- _Exercise objective_
What lines below include the word "mnemonic"? Copy each one.

- _Provided entries_
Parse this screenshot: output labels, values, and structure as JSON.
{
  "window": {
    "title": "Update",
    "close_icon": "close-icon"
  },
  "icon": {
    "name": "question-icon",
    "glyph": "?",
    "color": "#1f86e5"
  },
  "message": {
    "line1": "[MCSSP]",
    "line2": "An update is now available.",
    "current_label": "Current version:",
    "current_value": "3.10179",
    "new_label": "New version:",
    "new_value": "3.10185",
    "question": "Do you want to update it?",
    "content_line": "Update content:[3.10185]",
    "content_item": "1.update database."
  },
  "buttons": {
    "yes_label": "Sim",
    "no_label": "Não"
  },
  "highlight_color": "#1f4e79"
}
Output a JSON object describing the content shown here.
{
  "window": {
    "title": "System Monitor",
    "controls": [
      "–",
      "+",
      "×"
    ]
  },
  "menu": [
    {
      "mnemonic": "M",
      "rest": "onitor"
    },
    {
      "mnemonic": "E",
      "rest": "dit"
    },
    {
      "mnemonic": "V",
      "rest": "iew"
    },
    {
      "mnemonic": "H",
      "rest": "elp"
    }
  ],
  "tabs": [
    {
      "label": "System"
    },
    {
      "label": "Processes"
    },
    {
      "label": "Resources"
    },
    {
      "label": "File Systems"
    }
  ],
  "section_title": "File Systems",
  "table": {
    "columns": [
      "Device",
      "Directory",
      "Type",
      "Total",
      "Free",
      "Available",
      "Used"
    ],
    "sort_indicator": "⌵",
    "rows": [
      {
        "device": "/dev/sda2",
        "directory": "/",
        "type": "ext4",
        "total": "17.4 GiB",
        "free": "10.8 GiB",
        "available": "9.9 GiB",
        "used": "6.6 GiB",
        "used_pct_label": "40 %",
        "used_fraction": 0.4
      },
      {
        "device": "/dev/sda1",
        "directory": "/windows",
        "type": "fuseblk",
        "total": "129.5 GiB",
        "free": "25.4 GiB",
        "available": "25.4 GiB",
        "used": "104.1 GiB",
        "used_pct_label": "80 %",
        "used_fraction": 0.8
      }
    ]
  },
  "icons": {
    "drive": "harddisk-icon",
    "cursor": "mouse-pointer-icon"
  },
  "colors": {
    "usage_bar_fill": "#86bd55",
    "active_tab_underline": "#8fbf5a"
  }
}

- _Response area_
      "mnemonic": "M",
      "mnemonic": "E",
      "mnemonic": "V",
      "mnemonic": "H",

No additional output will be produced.